Renuka’s ministry gets charge of checking foeticide
Receiving flak for not been able to enforce the Pre-Natal Diagnostic Techniques Act to check female foeticide, the Health Ministry has agreed to transfer enforcement of the law to Women and Child Development ministry, reports Chetan Chauhan.delhi Updated: Sep 10, 2008 01:06 IST
Receiving flak for not been able to enforce the Pre-Natal Diagnostic Techniques Act to check female foeticide, the Health Ministry has agreed to transfer enforcement of the law to Women and Child Development ministry.
A senior WCD ministry said they had sought transfer of the subject during its consultation with the Health Ministry on enforcement of the law. “We are yet to receive a formal approval from Cabinet secretariat on the transfer,” a senior ministry official said.
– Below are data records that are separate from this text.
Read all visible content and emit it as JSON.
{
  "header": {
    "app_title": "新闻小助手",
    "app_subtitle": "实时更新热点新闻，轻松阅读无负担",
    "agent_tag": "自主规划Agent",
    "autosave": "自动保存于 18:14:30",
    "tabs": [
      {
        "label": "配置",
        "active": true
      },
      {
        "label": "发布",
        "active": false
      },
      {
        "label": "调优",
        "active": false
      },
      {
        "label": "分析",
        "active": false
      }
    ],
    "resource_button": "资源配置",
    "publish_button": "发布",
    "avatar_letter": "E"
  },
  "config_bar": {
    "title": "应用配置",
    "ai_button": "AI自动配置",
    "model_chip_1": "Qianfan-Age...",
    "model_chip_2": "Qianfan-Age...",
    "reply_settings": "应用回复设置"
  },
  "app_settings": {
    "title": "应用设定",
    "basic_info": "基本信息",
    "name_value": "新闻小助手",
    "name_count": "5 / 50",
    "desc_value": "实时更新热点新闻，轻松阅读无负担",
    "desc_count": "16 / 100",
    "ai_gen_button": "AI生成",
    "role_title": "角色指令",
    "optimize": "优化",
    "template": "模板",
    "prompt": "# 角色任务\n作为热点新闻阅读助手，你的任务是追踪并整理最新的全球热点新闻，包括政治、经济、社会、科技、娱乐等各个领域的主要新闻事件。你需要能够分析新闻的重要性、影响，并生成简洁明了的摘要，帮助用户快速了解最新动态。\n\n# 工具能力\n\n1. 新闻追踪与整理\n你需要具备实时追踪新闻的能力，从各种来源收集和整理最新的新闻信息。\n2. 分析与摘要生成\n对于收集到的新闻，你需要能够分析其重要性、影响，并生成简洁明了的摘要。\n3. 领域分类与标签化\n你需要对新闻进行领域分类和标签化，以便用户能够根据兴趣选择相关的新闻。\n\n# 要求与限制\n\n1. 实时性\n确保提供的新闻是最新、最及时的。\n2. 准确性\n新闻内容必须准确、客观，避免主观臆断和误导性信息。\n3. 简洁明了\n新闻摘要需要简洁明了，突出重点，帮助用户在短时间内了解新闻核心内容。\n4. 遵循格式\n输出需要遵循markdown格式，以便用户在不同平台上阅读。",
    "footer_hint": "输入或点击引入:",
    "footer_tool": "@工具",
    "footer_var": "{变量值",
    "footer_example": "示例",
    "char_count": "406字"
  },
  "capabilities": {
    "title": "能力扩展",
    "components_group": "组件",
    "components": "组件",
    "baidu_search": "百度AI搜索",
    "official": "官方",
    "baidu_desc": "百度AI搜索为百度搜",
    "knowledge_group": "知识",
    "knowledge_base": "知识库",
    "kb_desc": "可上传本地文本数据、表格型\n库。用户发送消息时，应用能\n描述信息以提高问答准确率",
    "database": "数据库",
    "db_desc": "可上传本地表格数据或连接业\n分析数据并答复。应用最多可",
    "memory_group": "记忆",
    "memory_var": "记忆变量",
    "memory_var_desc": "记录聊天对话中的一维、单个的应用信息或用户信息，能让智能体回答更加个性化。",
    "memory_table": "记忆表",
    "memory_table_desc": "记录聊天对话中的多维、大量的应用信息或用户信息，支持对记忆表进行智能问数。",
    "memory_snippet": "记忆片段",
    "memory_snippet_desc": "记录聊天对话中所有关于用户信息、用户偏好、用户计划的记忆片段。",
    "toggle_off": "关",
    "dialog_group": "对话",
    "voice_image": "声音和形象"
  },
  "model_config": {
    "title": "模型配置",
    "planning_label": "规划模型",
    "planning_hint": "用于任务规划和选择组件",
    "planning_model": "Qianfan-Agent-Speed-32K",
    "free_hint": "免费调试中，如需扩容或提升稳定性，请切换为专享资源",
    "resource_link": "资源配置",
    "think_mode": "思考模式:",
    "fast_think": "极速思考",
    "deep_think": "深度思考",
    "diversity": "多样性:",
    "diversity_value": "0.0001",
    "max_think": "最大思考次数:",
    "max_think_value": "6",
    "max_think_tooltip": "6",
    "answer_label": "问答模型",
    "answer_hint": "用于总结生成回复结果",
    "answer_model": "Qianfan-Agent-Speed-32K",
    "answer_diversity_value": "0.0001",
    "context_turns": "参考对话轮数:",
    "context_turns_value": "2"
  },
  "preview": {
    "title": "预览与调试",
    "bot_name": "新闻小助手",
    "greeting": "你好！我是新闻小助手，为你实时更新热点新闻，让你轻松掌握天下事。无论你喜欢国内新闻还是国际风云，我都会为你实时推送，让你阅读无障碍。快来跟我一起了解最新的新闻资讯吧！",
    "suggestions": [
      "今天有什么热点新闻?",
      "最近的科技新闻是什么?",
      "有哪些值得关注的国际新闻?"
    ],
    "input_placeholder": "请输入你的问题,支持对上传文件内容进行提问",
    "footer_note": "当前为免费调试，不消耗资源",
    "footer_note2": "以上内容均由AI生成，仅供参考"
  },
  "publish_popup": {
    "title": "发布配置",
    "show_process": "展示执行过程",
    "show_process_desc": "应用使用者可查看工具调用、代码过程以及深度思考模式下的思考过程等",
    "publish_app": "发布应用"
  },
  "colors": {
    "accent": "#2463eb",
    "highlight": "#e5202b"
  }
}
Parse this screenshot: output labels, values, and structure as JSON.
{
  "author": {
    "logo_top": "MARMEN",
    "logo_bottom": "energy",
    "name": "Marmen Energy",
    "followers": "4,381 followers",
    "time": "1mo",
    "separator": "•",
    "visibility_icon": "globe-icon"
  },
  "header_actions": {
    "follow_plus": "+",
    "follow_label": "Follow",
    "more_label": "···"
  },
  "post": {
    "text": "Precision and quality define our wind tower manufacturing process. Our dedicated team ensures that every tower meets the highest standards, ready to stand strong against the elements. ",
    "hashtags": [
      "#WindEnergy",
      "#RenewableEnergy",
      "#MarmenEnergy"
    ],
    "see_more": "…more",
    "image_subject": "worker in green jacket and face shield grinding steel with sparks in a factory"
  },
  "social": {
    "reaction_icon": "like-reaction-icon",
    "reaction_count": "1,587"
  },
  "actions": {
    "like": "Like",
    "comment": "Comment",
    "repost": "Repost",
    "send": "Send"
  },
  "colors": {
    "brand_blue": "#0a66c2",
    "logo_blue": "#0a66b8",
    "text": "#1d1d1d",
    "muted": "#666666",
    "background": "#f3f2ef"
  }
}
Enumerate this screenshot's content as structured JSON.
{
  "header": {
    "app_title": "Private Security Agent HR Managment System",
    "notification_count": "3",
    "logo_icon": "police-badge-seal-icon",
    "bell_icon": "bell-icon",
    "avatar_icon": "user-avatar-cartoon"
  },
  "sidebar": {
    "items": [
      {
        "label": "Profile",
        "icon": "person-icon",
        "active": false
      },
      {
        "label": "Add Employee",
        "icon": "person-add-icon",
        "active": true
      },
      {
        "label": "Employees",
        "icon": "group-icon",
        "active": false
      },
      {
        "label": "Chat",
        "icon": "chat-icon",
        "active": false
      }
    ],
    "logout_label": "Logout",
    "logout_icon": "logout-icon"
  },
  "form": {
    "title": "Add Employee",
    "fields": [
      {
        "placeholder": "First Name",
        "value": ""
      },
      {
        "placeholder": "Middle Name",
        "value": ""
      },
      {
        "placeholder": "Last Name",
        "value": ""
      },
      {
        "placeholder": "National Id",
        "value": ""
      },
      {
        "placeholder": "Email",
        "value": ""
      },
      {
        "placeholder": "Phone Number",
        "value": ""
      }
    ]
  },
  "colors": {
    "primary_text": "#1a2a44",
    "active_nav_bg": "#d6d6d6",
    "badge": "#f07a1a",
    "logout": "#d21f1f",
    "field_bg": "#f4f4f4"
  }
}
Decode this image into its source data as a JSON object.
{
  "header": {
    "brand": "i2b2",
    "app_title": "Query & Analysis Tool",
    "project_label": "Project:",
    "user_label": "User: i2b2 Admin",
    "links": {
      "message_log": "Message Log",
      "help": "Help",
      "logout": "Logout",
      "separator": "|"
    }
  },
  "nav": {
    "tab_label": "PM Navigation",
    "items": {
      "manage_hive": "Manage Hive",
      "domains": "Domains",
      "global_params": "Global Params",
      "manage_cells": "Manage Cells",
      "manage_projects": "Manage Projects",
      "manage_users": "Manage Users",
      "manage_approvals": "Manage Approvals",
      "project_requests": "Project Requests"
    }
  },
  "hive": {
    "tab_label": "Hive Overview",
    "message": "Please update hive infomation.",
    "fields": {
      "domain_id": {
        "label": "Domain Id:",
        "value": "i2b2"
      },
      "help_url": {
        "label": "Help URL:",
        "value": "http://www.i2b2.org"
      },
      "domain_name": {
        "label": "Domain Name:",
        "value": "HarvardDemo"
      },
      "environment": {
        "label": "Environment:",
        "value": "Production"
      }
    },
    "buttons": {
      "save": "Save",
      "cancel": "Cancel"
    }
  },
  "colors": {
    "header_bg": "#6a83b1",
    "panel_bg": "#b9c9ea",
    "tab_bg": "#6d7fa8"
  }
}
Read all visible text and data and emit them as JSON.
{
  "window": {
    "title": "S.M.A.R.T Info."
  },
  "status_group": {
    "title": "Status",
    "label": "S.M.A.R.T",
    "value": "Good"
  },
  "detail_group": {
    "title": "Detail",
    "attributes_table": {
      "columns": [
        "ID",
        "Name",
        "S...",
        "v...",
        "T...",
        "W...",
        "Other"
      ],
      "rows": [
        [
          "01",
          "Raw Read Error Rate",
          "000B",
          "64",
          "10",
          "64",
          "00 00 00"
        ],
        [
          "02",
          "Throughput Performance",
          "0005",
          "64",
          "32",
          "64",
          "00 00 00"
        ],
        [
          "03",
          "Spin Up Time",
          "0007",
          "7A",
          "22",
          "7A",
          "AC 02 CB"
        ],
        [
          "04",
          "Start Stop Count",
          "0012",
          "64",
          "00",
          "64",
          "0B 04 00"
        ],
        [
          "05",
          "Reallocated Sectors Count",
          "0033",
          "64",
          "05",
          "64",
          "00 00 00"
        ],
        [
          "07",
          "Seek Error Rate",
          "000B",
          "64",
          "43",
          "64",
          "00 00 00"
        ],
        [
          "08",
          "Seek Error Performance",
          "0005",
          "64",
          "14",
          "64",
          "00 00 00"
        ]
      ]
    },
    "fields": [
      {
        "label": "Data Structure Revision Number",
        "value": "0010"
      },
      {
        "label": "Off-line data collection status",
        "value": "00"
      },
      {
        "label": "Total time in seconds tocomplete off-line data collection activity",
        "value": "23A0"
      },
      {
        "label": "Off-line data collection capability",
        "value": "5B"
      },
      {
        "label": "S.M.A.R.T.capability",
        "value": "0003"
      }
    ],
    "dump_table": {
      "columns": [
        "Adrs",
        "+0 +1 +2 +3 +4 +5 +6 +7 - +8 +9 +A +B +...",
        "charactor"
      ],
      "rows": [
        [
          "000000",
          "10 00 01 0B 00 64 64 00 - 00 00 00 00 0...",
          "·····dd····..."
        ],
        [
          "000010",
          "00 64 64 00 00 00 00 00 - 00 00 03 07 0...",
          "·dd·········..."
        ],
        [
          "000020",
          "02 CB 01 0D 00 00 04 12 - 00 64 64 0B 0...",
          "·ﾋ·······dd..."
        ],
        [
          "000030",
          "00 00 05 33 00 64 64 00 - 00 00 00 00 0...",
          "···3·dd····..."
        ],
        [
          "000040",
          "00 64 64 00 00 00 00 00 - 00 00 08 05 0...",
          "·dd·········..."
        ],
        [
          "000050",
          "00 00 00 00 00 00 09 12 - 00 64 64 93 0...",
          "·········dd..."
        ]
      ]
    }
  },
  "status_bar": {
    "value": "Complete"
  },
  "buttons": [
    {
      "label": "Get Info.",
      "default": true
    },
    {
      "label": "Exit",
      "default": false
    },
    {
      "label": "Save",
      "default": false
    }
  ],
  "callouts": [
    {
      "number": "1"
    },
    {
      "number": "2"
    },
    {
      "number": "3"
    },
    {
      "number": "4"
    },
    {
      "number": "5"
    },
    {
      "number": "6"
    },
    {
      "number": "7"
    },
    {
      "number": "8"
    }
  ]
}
Once the subject is transferred, ministry officials said the NGOs would get a bigger role in reporting cases of use of ultra sound machines for female feticide.
The Health Ministry had received flak for not being able to enforce the law effectively. Once its enforcement is transferred to the WCD ministry, officials said, the focus would change from it being a health issue to a social issue.
“In most states, enforcement of the law is seen more as registration of ultrasonic machines with the government rather than a social problem,” a ministry official said.
The transfer will also have an impact on state governments, which enforce the law. Instead of Health departments, the law would be enforced either by Women and Child development departments or Social Welfare departments. “To make it a mass movement we want to involve NGOs and civil society in its implementation,” an official said.
India’s girl child sex ratio in the age group of zero to six had declined from 945 in 1991 to 927 in 2001. The ratio in Himachal Pradesh, Punjab, Chandigarh, Uttaranchal, Haryana, Delhi, Rajasthan, UP, Gujarat, Maharashtra and Daman and Diu is poorer than the national average.
Interim studies on child sex ratio in different states have indicated that the situation has not improved much with proliferation of clinics specializing in conducting sex determination tests.